What would it take to convince you that there is/is not a god?
Discussions between religious believers and nonbelievers frequently come to a point at which one participant asks the other(s), “What would it take to convince you that there is/is not a god?”
My current answer to that question is this:
All I’d need to believe in to believe in god would be a direct, unequivocal, simultaneous revelation of him/her/itself to all humankind.
Sacred writings are insufficient – we already have plenty of those; they are only persuasive to those who, for psychological, emotional and sociological reasons are predisposed to believe them. Moreover, many of them contradict each other and there are no standardized criteria by which humanity can separate the wheat from the chaff.

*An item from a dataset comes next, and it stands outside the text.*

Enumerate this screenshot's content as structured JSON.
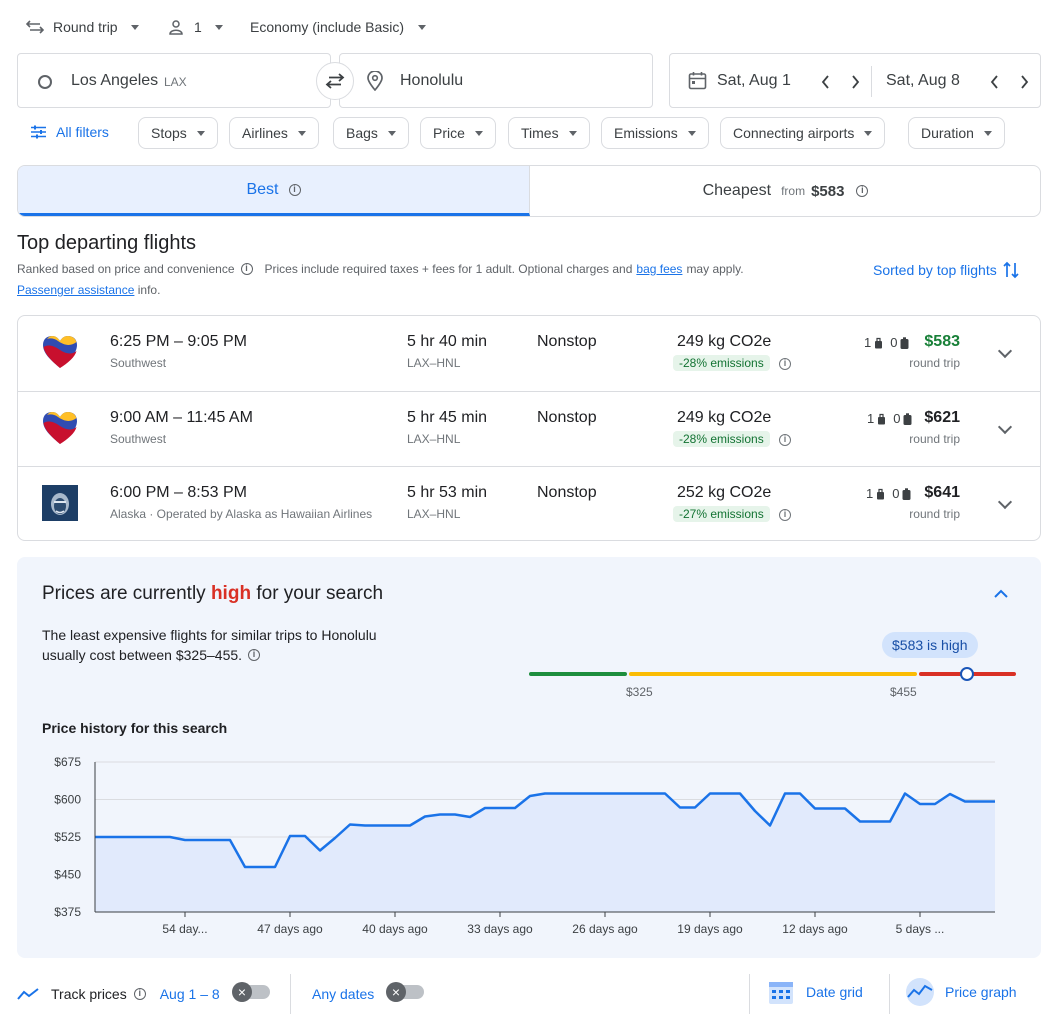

Personal testimonies are insufficient – we already have plenty of those; they are totally subjective events, which can be described to, but not experienced by, others. Therefore, differing interpretations of the events are not easily resolved.
Traditions and creeds are insufficient – we already have plenty of those; many of them continue to be useful at the current time, and others have been discarded for more effective or humane alternatives.

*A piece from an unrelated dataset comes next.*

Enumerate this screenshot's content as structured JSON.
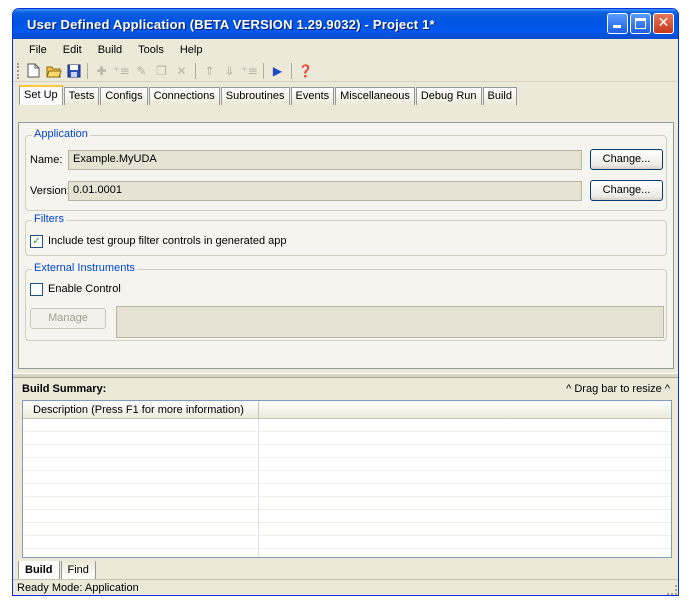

Miracles are insufficient – we already have plenty of purported miracles that have, eventually, been explained as natural phenomena. Even if one grants that some events have not been explained – yet – as natural phenomena, the odds are that natural explanations for these events will be discovered eventually. Moreover, even if an event could only be explained as miraculous, then that explanation would raise a plethora of questions about the being that performed the miraculous act: its identity; its character; its intentions toward humankind…. A miracle, or a series of miracles, would not lead me immediately to the answer that “God A” or “God B” or “God Z” did it. Instead, a miracle or series of miracles would lead me to ask questions rather than jump to conclusions.

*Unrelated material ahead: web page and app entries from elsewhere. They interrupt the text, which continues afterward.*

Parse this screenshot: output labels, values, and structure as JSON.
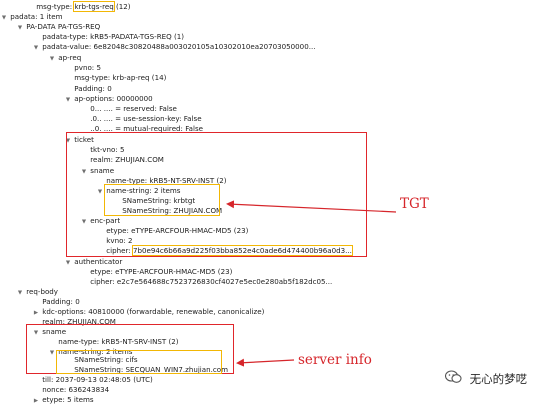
{
  "rows": {
    "r00": {
      "pre": "msg-type:",
      "hl": "krb-tgs-req",
      "post": "(12)"
    },
    "r01": {
      "text": "padata: 1 item"
    },
    "r02": {
      "text": "PA-DATA PA-TGS-REQ"
    },
    "r03": {
      "text": "padata-type: kRB5-PADATA-TGS-REQ (1)"
    },
    "r04": {
      "text": "padata-value: 6e82048c30820488a003020105a10302010ea20703050000..."
    },
    "r05": {
      "text": "ap-req"
    },
    "r06": {
      "text": "pvno: 5"
    },
    "r07": {
      "text": "msg-type: krb-ap-req (14)"
    },
    "r08": {
      "text": "Padding: 0"
    },
    "r09": {
      "text": "ap-options: 00000000"
    },
    "r10": {
      "text": "0... .... = reserved: False"
    },
    "r11": {
      "text": ".0.. .... = use-session-key: False"
    },
    "r12": {
      "text": "..0. .... = mutual-required: False"
    },
    "r13": {
      "text": "ticket"
    },
    "r14": {
      "text": "tkt-vno: 5"
    },
    "r15": {
      "text": "realm: ZHUJIAN.COM"
    },
    "r16": {
      "text": "sname"
    },
    "r17": {
      "text": "name-type: kRB5-NT-SRV-INST (2)"
    },
    "r18": {
      "text": "name-string: 2 items"
    },
    "r19": {
      "text": "SNameString: krbtgt"
    },
    "r20": {
      "text": "SNameString: ZHUJIAN.COM"
    },
    "r21": {
      "text": "enc-part"
    },
    "r22": {
      "text": "etype: eTYPE-ARCFOUR-HMAC-MD5 (23)"
    },
    "r23": {
      "text": "kvno: 2"
    },
    "r24": {
      "pre": "cipher:",
      "hl": "7b0e94c6b66a9d225f03bba852e4c0ade6d474400b96a0d3..."
    },
    "r25": {
      "text": "authenticator"
    },
    "r26": {
      "text": "etype: eTYPE-ARCFOUR-HMAC-MD5 (23)"
    },
    "r27": {
      "text": "cipher: e2c7e564688c7523726830cf4027e5ec0e280ab5f182dc05..."
    },
    "r28": {
      "text": "req-body"
    },
    "r29": {
      "text": "Padding: 0"
    },
    "r30": {
      "text": "kdc-options: 40810000 (forwardable, renewable, canonicalize)"
    },
    "r31": {
      "text": "realm: ZHUJIAN.COM"
    },
    "r32": {
      "text": "sname"
    },
    "r33": {
      "text": "name-type: kRB5-NT-SRV-INST (2)"
    },
    "r34": {
      "text": "name-string: 2 items"
    },
    "r35": {
      "text": "SNameString: cifs"
    },
    "r36": {
      "text": "SNameString: SECQUAN_WIN7.zhujian.com"
    },
    "r37": {
      "text": "till: 2037-09-13 02:48:05 (UTC)"
    },
    "r38": {
      "text": "nonce: 636243834"
    },
    "r39": {
      "text": "etype: 5 items"
    }
  },
  "annotations": {
    "tgt": "TGT",
    "server_info": "server info"
  },
  "watermark": {
    "text": "无心的梦呓"
  },
  "colors": {
    "box_red": "#e0262b",
    "box_yellow": "#f2b705",
    "annotation": "#d6262b"
  },
  "icons": {
    "expanded": "triangle-down-icon",
    "collapsed": "triangle-right-icon",
    "watermark": "wechat-logo-icon"
  }
}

Why would I require a direct, unequivocal, simultaneous revelation to all humankind? First, if the revelation came to me alone, I’d have no way to ascertain whether it was revelation or imagination or hallucination. Second, if the revelation came to me and a group of others, those who did not share the experience would have no way to ascertain for themselves the reality of our experience. It seems that the best way to avoid the pitfalls of limited revelations like these would be a broad revelation of the sort that I prefer: direct, unequivocal, simultaneous, and shared among all humankind.
Instead of secrets, mysteries, exclusivity and faith, I ask for clarity, simplicity and inclusiveness. Is that too much to ask of a supreme being?
— the chaplain